> _AIM OF THE EXERCISE_:
The answer must reproduce every record exactly, with all pictures omitted.

> _DATA LISTING_:
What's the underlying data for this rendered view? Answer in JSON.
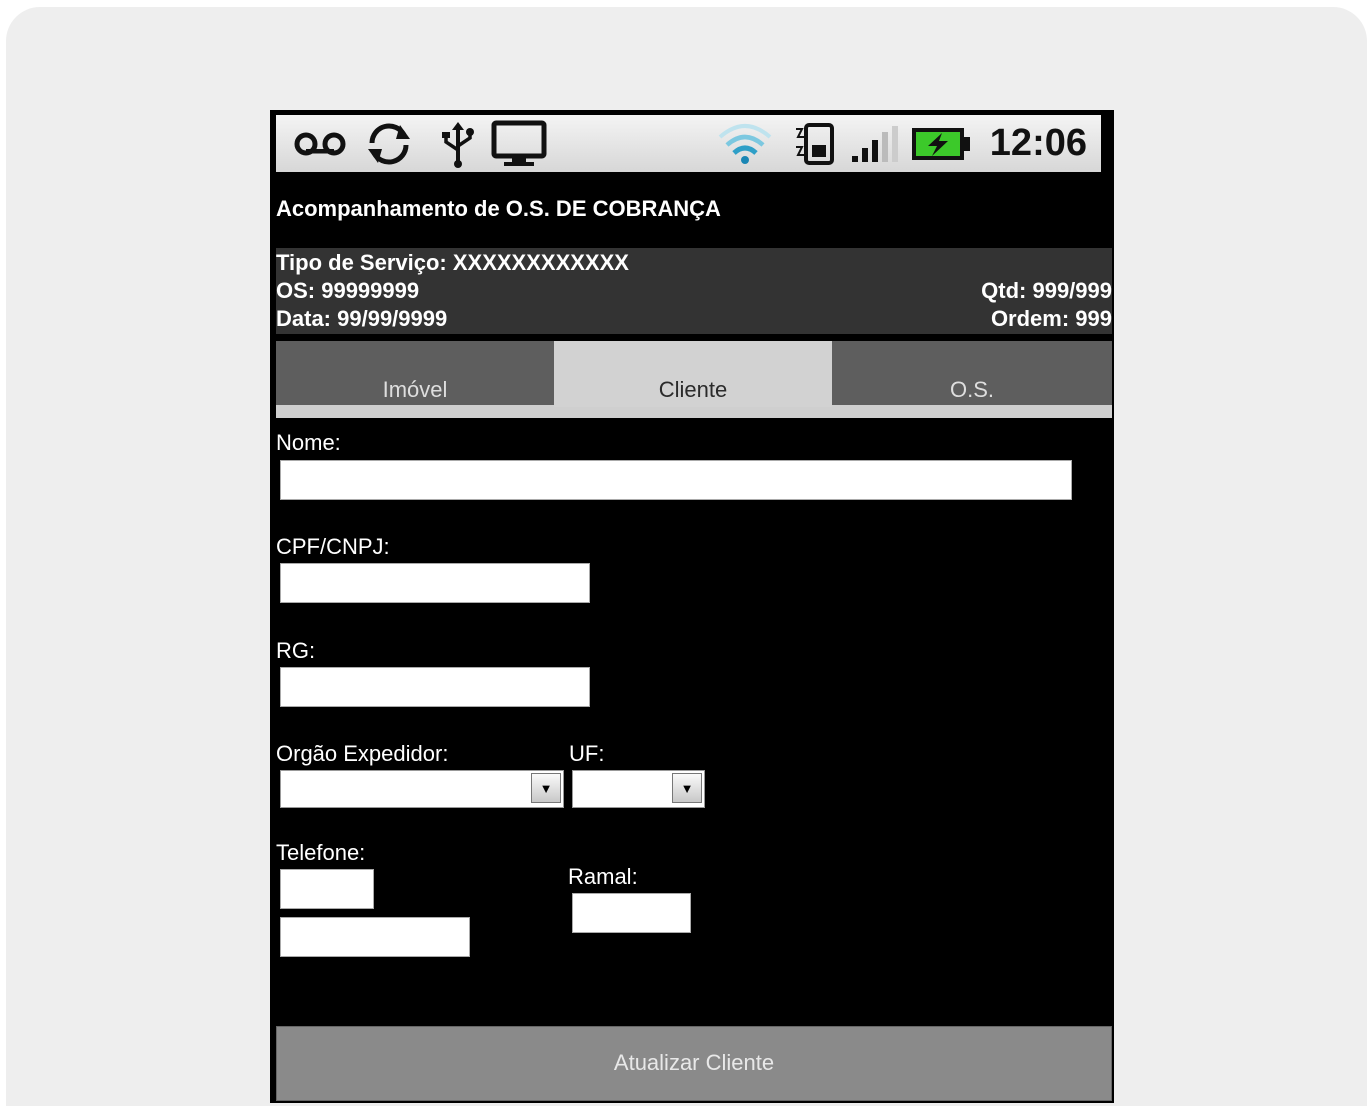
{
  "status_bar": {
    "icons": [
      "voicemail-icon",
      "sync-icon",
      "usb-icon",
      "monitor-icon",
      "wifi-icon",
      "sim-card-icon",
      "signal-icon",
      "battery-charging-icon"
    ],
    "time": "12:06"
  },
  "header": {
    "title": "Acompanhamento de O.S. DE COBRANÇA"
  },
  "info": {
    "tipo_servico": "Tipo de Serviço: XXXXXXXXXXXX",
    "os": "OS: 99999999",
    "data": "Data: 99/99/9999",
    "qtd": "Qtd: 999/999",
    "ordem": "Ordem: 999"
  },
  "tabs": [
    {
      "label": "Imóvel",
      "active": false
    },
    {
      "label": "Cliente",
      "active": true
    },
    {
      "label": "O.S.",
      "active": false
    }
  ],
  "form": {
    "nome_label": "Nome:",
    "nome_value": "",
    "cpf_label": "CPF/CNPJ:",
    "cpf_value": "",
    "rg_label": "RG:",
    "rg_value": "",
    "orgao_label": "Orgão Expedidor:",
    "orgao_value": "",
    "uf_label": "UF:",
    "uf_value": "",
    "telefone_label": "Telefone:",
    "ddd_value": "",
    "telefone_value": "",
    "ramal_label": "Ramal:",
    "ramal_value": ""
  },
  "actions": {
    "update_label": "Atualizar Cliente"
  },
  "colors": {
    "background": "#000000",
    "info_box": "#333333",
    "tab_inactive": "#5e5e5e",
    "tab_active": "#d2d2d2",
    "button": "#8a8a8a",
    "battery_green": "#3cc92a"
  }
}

> _RESULT OF THIS TASK_:
What's the underlying data for this rendered view? Answer in JSON.
{
  "status_bar": {
    "icons": [
      "voicemail-icon",
      "sync-icon",
      "usb-icon",
      "monitor-icon",
      "wifi-icon",
      "sim-card-icon",
      "signal-icon",
      "battery-charging-icon"
    ],
    "time": "12:06"
  },
  "header": {
    "title": "Acompanhamento de O.S. DE COBRANÇA"
  },
  "info": {
    "tipo_servico": "Tipo de Serviço: XXXXXXXXXXXX",
    "os": "OS: 99999999",
    "data": "Data: 99/99/9999",
    "qtd": "Qtd: 999/999",
    "ordem": "Ordem: 999"
  },
  "tabs": [
    {
      "label": "Imóvel",
      "active": false
    },
    {
      "label": "Cliente",
      "active": true
    },
    {
      "label": "O.S.",
      "active": false
    }
  ],
  "form": {
    "nome_label": "Nome:",
    "nome_value": "",
    "cpf_label": "CPF/CNPJ:",
    "cpf_value": "",
    "rg_label": "RG:",
    "rg_value": "",
    "orgao_label": "Orgão Expedidor:",
    "orgao_value": "",
    "uf_label": "UF:",
    "uf_value": "",
    "telefone_label": "Telefone:",
    "ddd_value": "",
    "telefone_value": "",
    "ramal_label": "Ramal:",
    "ramal_value": ""
  },
  "actions": {
    "update_label": "Atualizar Cliente"
  },
  "colors": {
    "background": "#000000",
    "info_box": "#333333",
    "tab_inactive": "#5e5e5e",
    "tab_active": "#d2d2d2",
    "button": "#8a8a8a",
    "battery_green": "#3cc92a"
  }
}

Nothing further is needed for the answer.